- By providing opportunities for NPOs to upskill through academic courses with formal qualifications.
- With mentorship programmes, either through a mentor within the company or an external mentor, who can provide valuable skills for NPO partners.
- Attend industry events such as conferences, seminars, webinars and forums that improve networking and connection.
- Provide pro bono support and secondment of staff; this can also be an effective way to use company expertise to support NPOs.
- Offer other forms of support, including human capital management support, joining the board and assisting with digital transformation.
The business case for capacity building
Companies can also use their expertise to support capacity building in NPOs. This can involve various forms of partnership and support, but should focus on engaging with NPOs to build the capacities they need to reach their short- and long-term goals, and to develop as sustainable organisations. There’s no approach that will fit all NPOs,
so companies should consult with NPOs to establish individual needs.
In Trialogue’s 2021 survey, 25% of corporate respondents said they had experienced more capacity building as a change in giving practices, as a result of Covid-19.
Ultimately, more resilient, well-run and sustainable NPOs decrease risks in partnerships for companies. Collaborating effectively, and using each other’s strengths for mutual support, will develop a more robust NPO sector and strengthen society as a whole.
Nedbank Private Wealth and Trialogue Academy have created a comprehensive online course on NPO
resilience. The course covers six key areas of resilience, with videos, text, case studies, extra resources and
ample opportunity to pause and reflect on your organisation to assess and grow resilience. The course is a
practical toolkit for NPOs to draw on to future-proof themselves.
- NGOs today: Competing for resources, power and agency. Kentse Radebe and Ncedisa Nkonyeni, Mail & Guardian, 5 March 2020.
Available at: https://mg.co.za/analysis/2020-03-05-ngos-today-competing-for-resources-power-and-agency/
- Resilience at Work: How Nonprofits Adapt to Disruption. How Funders Can Help. Diana Scearce and June Wang, The S.D. Bechtel,
Jr. Foundation, 2020. Available at: https://doi.org/10.15868/socialsector.36542
- Support Nonprofit Resilience. Grantmakers for Effective Organizations.
Available at: https://www.geofunders.org/what-we-offer/the-smarter-grantmaking-playbook/support-nonprofit-resilience

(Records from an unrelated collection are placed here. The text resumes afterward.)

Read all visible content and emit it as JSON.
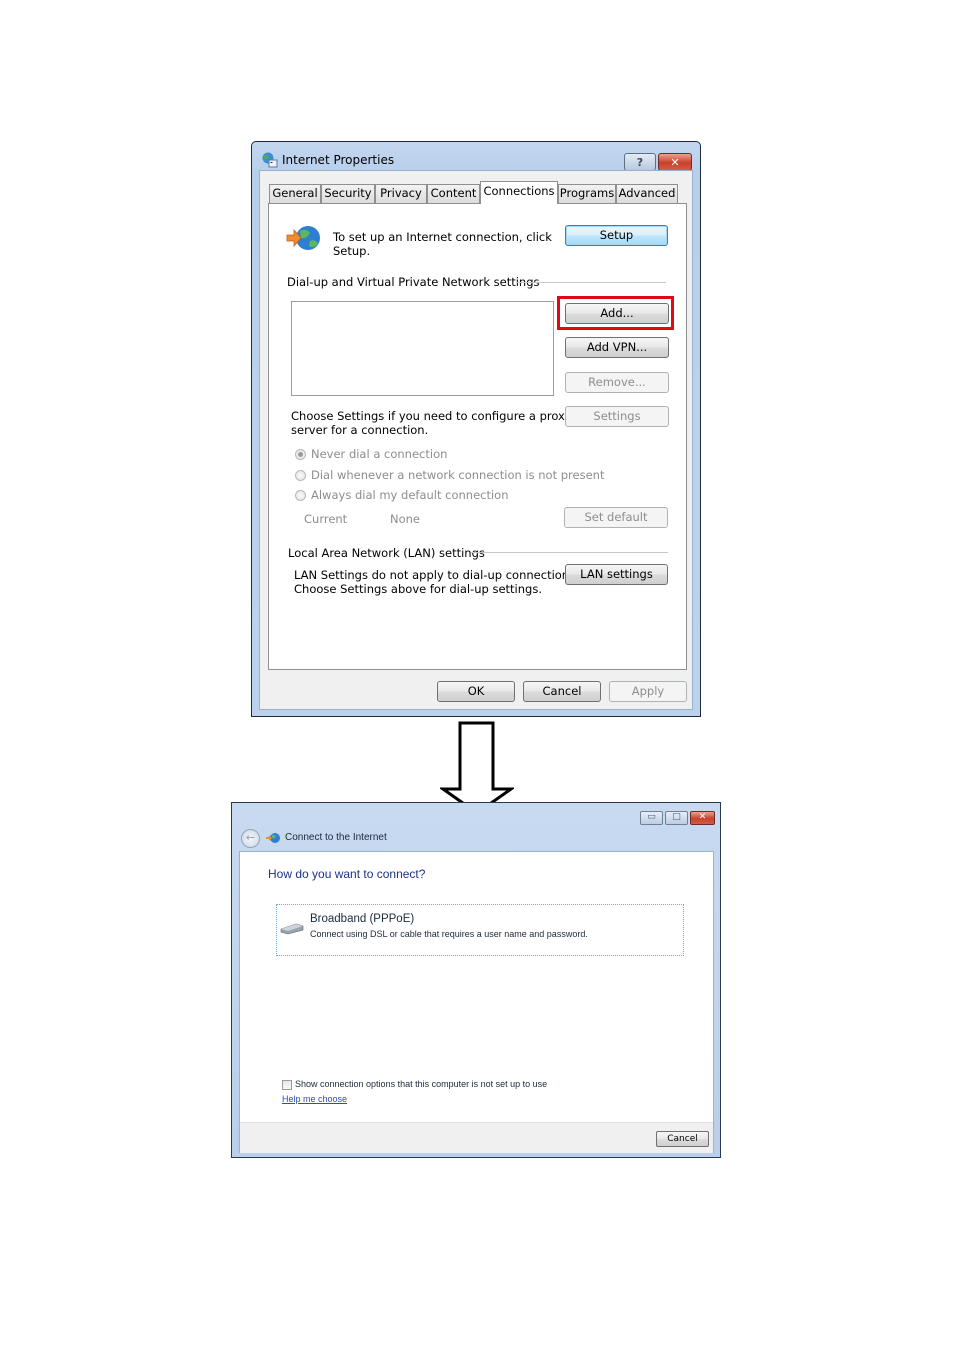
{
  "internet_properties": {
    "title": "Internet Properties",
    "caption_buttons": {
      "help": "?",
      "close": "✕"
    },
    "tabs": [
      {
        "label": "General",
        "active": false
      },
      {
        "label": "Security",
        "active": false
      },
      {
        "label": "Privacy",
        "active": false
      },
      {
        "label": "Content",
        "active": false
      },
      {
        "label": "Connections",
        "active": true
      },
      {
        "label": "Programs",
        "active": false
      },
      {
        "label": "Advanced",
        "active": false
      }
    ],
    "setup": {
      "text_line1": "To set up an Internet connection, click",
      "text_line2": "Setup.",
      "button": "Setup"
    },
    "dialup_section": {
      "heading": "Dial-up and Virtual Private Network settings",
      "connections": [],
      "add_button": "Add...",
      "add_vpn_button": "Add VPN...",
      "remove_button": "Remove...",
      "settings_button": "Settings",
      "proxy_text_line1": "Choose Settings if you need to configure a proxy",
      "proxy_text_line2": "server for a connection.",
      "radio_options": [
        {
          "label": "Never dial a connection",
          "checked": true
        },
        {
          "label": "Dial whenever a network connection is not present",
          "checked": false
        },
        {
          "label": "Always dial my default connection",
          "checked": false
        }
      ],
      "current_label": "Current",
      "current_value": "None",
      "set_default_button": "Set default"
    },
    "lan_section": {
      "heading": "Local Area Network (LAN) settings",
      "text_line1": "LAN Settings do not apply to dial-up connections.",
      "text_line2": "Choose Settings above for dial-up settings.",
      "button": "LAN settings"
    },
    "footer": {
      "ok": "OK",
      "cancel": "Cancel",
      "apply": "Apply"
    },
    "highlight_color": "#e30613"
  },
  "connect_wizard": {
    "title": "Connect to the Internet",
    "caption_buttons": {
      "minimize": "▭",
      "maximize": "□",
      "close": "✕"
    },
    "heading": "How do you want to connect?",
    "options": [
      {
        "title": "Broadband (PPPoE)",
        "description": "Connect using DSL or cable that requires a user name and password.",
        "icon": "modem-icon"
      }
    ],
    "show_options_checkbox": {
      "label": "Show connection options that this computer is not set up to use",
      "checked": false
    },
    "help_link": "Help me choose",
    "cancel_button": "Cancel",
    "heading_color": "#1e3287"
  }
}
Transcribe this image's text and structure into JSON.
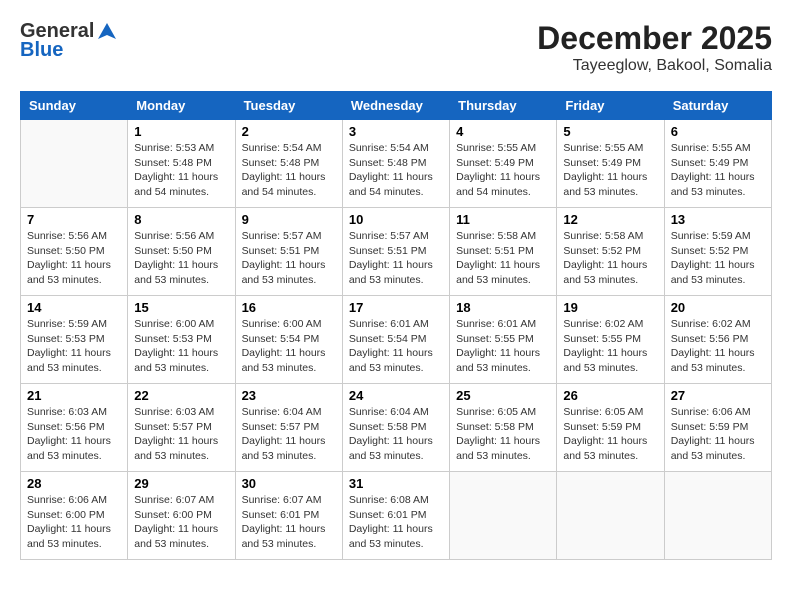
{
  "header": {
    "logo_general": "General",
    "logo_blue": "Blue",
    "month_title": "December 2025",
    "location": "Tayeeglow, Bakool, Somalia"
  },
  "columns": [
    "Sunday",
    "Monday",
    "Tuesday",
    "Wednesday",
    "Thursday",
    "Friday",
    "Saturday"
  ],
  "weeks": [
    [
      {
        "day": "",
        "info": ""
      },
      {
        "day": "1",
        "info": "Sunrise: 5:53 AM\nSunset: 5:48 PM\nDaylight: 11 hours\nand 54 minutes."
      },
      {
        "day": "2",
        "info": "Sunrise: 5:54 AM\nSunset: 5:48 PM\nDaylight: 11 hours\nand 54 minutes."
      },
      {
        "day": "3",
        "info": "Sunrise: 5:54 AM\nSunset: 5:48 PM\nDaylight: 11 hours\nand 54 minutes."
      },
      {
        "day": "4",
        "info": "Sunrise: 5:55 AM\nSunset: 5:49 PM\nDaylight: 11 hours\nand 54 minutes."
      },
      {
        "day": "5",
        "info": "Sunrise: 5:55 AM\nSunset: 5:49 PM\nDaylight: 11 hours\nand 53 minutes."
      },
      {
        "day": "6",
        "info": "Sunrise: 5:55 AM\nSunset: 5:49 PM\nDaylight: 11 hours\nand 53 minutes."
      }
    ],
    [
      {
        "day": "7",
        "info": "Sunrise: 5:56 AM\nSunset: 5:50 PM\nDaylight: 11 hours\nand 53 minutes."
      },
      {
        "day": "8",
        "info": "Sunrise: 5:56 AM\nSunset: 5:50 PM\nDaylight: 11 hours\nand 53 minutes."
      },
      {
        "day": "9",
        "info": "Sunrise: 5:57 AM\nSunset: 5:51 PM\nDaylight: 11 hours\nand 53 minutes."
      },
      {
        "day": "10",
        "info": "Sunrise: 5:57 AM\nSunset: 5:51 PM\nDaylight: 11 hours\nand 53 minutes."
      },
      {
        "day": "11",
        "info": "Sunrise: 5:58 AM\nSunset: 5:51 PM\nDaylight: 11 hours\nand 53 minutes."
      },
      {
        "day": "12",
        "info": "Sunrise: 5:58 AM\nSunset: 5:52 PM\nDaylight: 11 hours\nand 53 minutes."
      },
      {
        "day": "13",
        "info": "Sunrise: 5:59 AM\nSunset: 5:52 PM\nDaylight: 11 hours\nand 53 minutes."
      }
    ],
    [
      {
        "day": "14",
        "info": "Sunrise: 5:59 AM\nSunset: 5:53 PM\nDaylight: 11 hours\nand 53 minutes."
      },
      {
        "day": "15",
        "info": "Sunrise: 6:00 AM\nSunset: 5:53 PM\nDaylight: 11 hours\nand 53 minutes."
      },
      {
        "day": "16",
        "info": "Sunrise: 6:00 AM\nSunset: 5:54 PM\nDaylight: 11 hours\nand 53 minutes."
      },
      {
        "day": "17",
        "info": "Sunrise: 6:01 AM\nSunset: 5:54 PM\nDaylight: 11 hours\nand 53 minutes."
      },
      {
        "day": "18",
        "info": "Sunrise: 6:01 AM\nSunset: 5:55 PM\nDaylight: 11 hours\nand 53 minutes."
      },
      {
        "day": "19",
        "info": "Sunrise: 6:02 AM\nSunset: 5:55 PM\nDaylight: 11 hours\nand 53 minutes."
      },
      {
        "day": "20",
        "info": "Sunrise: 6:02 AM\nSunset: 5:56 PM\nDaylight: 11 hours\nand 53 minutes."
      }
    ],
    [
      {
        "day": "21",
        "info": "Sunrise: 6:03 AM\nSunset: 5:56 PM\nDaylight: 11 hours\nand 53 minutes."
      },
      {
        "day": "22",
        "info": "Sunrise: 6:03 AM\nSunset: 5:57 PM\nDaylight: 11 hours\nand 53 minutes."
      },
      {
        "day": "23",
        "info": "Sunrise: 6:04 AM\nSunset: 5:57 PM\nDaylight: 11 hours\nand 53 minutes."
      },
      {
        "day": "24",
        "info": "Sunrise: 6:04 AM\nSunset: 5:58 PM\nDaylight: 11 hours\nand 53 minutes."
      },
      {
        "day": "25",
        "info": "Sunrise: 6:05 AM\nSunset: 5:58 PM\nDaylight: 11 hours\nand 53 minutes."
      },
      {
        "day": "26",
        "info": "Sunrise: 6:05 AM\nSunset: 5:59 PM\nDaylight: 11 hours\nand 53 minutes."
      },
      {
        "day": "27",
        "info": "Sunrise: 6:06 AM\nSunset: 5:59 PM\nDaylight: 11 hours\nand 53 minutes."
      }
    ],
    [
      {
        "day": "28",
        "info": "Sunrise: 6:06 AM\nSunset: 6:00 PM\nDaylight: 11 hours\nand 53 minutes."
      },
      {
        "day": "29",
        "info": "Sunrise: 6:07 AM\nSunset: 6:00 PM\nDaylight: 11 hours\nand 53 minutes."
      },
      {
        "day": "30",
        "info": "Sunrise: 6:07 AM\nSunset: 6:01 PM\nDaylight: 11 hours\nand 53 minutes."
      },
      {
        "day": "31",
        "info": "Sunrise: 6:08 AM\nSunset: 6:01 PM\nDaylight: 11 hours\nand 53 minutes."
      },
      {
        "day": "",
        "info": ""
      },
      {
        "day": "",
        "info": ""
      },
      {
        "day": "",
        "info": ""
      }
    ]
  ]
}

- What Does Resiliency Really Mean for Nonprofit Leaders and Their Organizations? Beth Kanter, 5 January 2017. Accessible at: https://bethkanter.org/nonprofit-resilience/